Eye Movement Desensitisation and Reprocessing (EMDR) therapy is an
extensively researched, effective psychotherapy method proven to help
people recover from trauma and PTSD symptoms. Ongoing research
supports positive clinical outcomes showing EMDR therapy as a helpful
treatment for disorders such as anxiety, depression, OCD, chronic pain,
addictions, and other distressing life experiences.
The EMDR approach believes past emotionally-charged experiences are
overly influencing your present emotions, sensations, and thoughts about yourself.
EMDR processing helps you break through the emotional blocks that are
keeping you from living an adaptive, emotionally healthy life.

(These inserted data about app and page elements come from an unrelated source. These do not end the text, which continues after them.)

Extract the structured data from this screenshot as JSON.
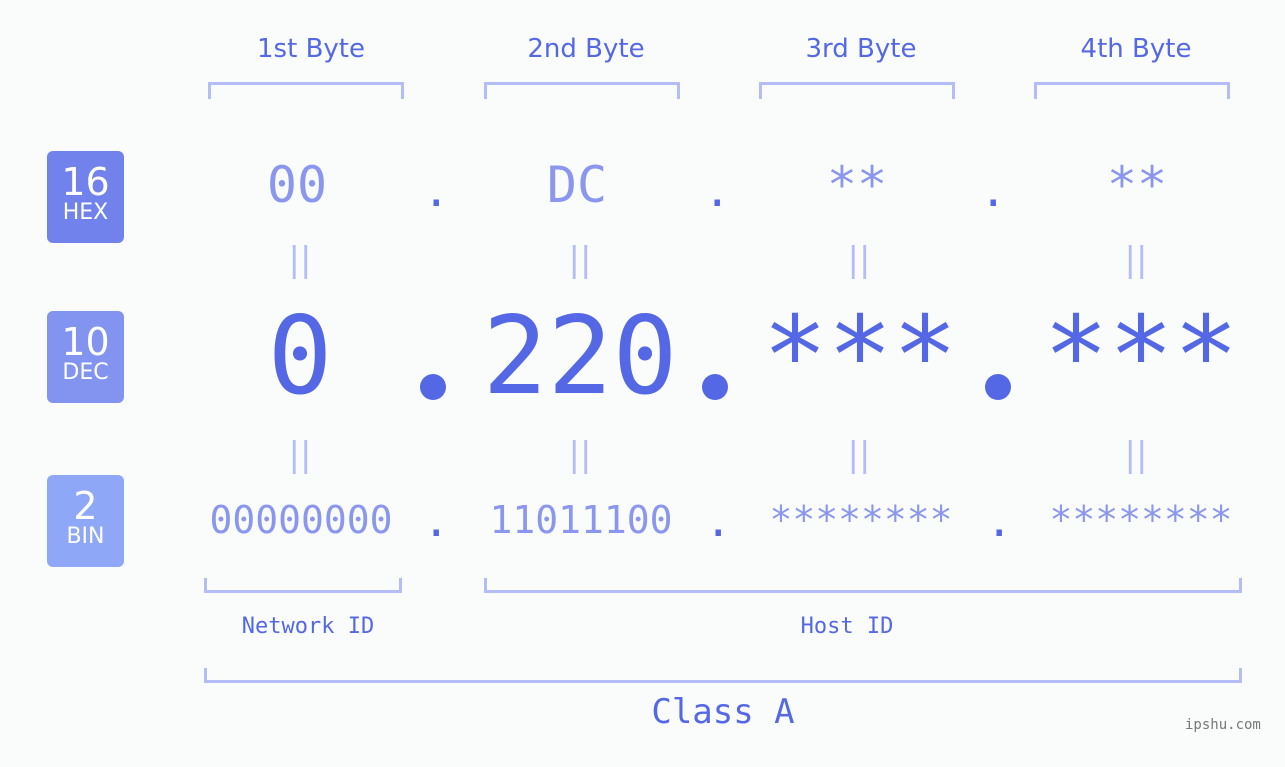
{
  "bytes": [
    {
      "label": "1st Byte",
      "hex": "00",
      "dec": "0",
      "bin": "00000000"
    },
    {
      "label": "2nd Byte",
      "hex": "DC",
      "dec": "220",
      "bin": "11011100"
    },
    {
      "label": "3rd Byte",
      "hex": "**",
      "dec": "***",
      "bin": "********"
    },
    {
      "label": "4th Byte",
      "hex": "**",
      "dec": "***",
      "bin": "********"
    }
  ],
  "badges": {
    "hex": {
      "base": "16",
      "label": "HEX",
      "color": "#7182ec"
    },
    "dec": {
      "base": "10",
      "label": "DEC",
      "color": "#8393f0"
    },
    "bin": {
      "base": "2",
      "label": "BIN",
      "color": "#8fa7f7"
    }
  },
  "separators": {
    "dot": ".",
    "equals": "="
  },
  "network_id_label": "Network ID",
  "host_id_label": "Host ID",
  "class_label": "Class A",
  "watermark": "ipshu.com",
  "colors": {
    "accent": "#5468e6",
    "light": "#8b97ee",
    "bracket": "#b4bdf6",
    "background": "#fafcfb"
  }
}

EMDR uses rapid sets of eye movements to help you update disturbing
experiences, much like what occurs when we sleep. During sleep, we

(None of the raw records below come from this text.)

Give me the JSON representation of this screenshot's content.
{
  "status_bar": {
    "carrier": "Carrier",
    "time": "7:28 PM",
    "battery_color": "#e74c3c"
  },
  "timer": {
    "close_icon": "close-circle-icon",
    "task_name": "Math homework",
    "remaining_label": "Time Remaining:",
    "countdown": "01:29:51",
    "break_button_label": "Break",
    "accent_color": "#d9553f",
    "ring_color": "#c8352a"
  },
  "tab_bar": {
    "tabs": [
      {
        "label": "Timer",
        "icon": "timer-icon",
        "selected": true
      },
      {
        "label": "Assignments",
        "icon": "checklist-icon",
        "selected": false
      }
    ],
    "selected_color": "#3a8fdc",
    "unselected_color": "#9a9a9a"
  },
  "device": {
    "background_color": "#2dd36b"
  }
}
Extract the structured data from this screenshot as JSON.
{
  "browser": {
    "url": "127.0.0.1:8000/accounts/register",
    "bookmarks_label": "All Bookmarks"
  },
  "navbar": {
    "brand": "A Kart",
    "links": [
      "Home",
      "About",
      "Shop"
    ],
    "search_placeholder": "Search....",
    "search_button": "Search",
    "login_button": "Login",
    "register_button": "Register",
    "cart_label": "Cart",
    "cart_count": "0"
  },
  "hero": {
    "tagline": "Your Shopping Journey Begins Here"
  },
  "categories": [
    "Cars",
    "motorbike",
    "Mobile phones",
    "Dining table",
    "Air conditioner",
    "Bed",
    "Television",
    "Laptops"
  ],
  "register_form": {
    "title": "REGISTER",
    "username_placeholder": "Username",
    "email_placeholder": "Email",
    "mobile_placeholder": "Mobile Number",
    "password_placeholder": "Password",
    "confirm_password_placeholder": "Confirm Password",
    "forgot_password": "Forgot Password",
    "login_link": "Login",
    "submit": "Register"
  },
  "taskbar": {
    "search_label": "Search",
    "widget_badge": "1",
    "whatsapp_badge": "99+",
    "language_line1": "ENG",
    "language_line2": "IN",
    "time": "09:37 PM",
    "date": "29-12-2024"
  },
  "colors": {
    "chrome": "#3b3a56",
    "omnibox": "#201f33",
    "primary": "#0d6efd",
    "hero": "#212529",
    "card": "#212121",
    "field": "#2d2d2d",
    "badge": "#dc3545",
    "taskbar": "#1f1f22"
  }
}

alternate between regular sleep and REM (rapid eye movement). This
sleep pattern helps you process things that are troubling you.
EMDR replicates this sleep pattern by alternating between sets of eye

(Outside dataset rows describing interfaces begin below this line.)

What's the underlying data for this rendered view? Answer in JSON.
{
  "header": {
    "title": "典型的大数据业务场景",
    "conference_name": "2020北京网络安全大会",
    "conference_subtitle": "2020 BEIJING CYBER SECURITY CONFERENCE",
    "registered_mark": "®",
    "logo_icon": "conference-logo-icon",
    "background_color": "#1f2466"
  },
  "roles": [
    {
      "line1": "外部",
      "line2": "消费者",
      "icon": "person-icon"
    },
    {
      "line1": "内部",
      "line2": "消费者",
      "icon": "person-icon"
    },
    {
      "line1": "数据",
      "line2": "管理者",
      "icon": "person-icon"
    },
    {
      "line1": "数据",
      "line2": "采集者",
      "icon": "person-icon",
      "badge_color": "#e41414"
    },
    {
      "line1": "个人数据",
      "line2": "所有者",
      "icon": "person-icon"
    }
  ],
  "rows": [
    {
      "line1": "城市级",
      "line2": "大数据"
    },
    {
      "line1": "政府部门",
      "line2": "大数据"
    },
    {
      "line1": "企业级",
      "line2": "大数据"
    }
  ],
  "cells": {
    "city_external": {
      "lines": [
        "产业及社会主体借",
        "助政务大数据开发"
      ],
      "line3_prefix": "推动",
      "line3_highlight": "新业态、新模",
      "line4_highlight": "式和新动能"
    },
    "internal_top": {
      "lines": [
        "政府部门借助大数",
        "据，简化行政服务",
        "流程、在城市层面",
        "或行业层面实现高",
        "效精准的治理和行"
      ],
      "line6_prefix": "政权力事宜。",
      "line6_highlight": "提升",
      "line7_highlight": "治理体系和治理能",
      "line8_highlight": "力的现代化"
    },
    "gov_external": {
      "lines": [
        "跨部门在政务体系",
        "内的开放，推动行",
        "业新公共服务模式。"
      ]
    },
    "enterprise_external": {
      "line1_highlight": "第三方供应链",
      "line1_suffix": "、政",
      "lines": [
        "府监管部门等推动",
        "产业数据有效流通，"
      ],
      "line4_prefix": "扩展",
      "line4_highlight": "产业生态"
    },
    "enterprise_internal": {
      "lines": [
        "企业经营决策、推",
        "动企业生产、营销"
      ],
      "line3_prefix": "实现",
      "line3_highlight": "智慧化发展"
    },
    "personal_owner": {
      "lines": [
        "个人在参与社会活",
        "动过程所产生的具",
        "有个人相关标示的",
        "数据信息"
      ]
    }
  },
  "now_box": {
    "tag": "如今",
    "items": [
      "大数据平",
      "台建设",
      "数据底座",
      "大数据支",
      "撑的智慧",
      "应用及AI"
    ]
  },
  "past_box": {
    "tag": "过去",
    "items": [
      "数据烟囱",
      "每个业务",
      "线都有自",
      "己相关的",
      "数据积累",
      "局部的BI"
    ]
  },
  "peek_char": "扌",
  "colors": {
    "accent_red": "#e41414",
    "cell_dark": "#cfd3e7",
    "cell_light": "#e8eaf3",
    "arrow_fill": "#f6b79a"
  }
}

movements and brief reports about what you are noticing. This alternating process helps you update your memories to a healthier present perspective.
After successful treatment with EMDR therapy, affective distress is
relieved, negative beliefs are reformulated, and physiological arousal is
What is different about EMDR?
EMDR focuses on the brain’s ability to constantly learn, taking past
experiences, and updating them with present information.
Adaptive learning is constantly updating memory network systems.
Past emotionally-charged experiences often interfere with your updating
EMDR breaks through that interference and helps let go of the past and
update your experiences to a healthier present perspective.
EMDR uses a set of procedures to organise your negative and positive
feelings, emotions, and thoughts, and then uses bilateral stimulation, such as eye movements or alternating tapping, as the way to help you
effectively work through those disturbing memories.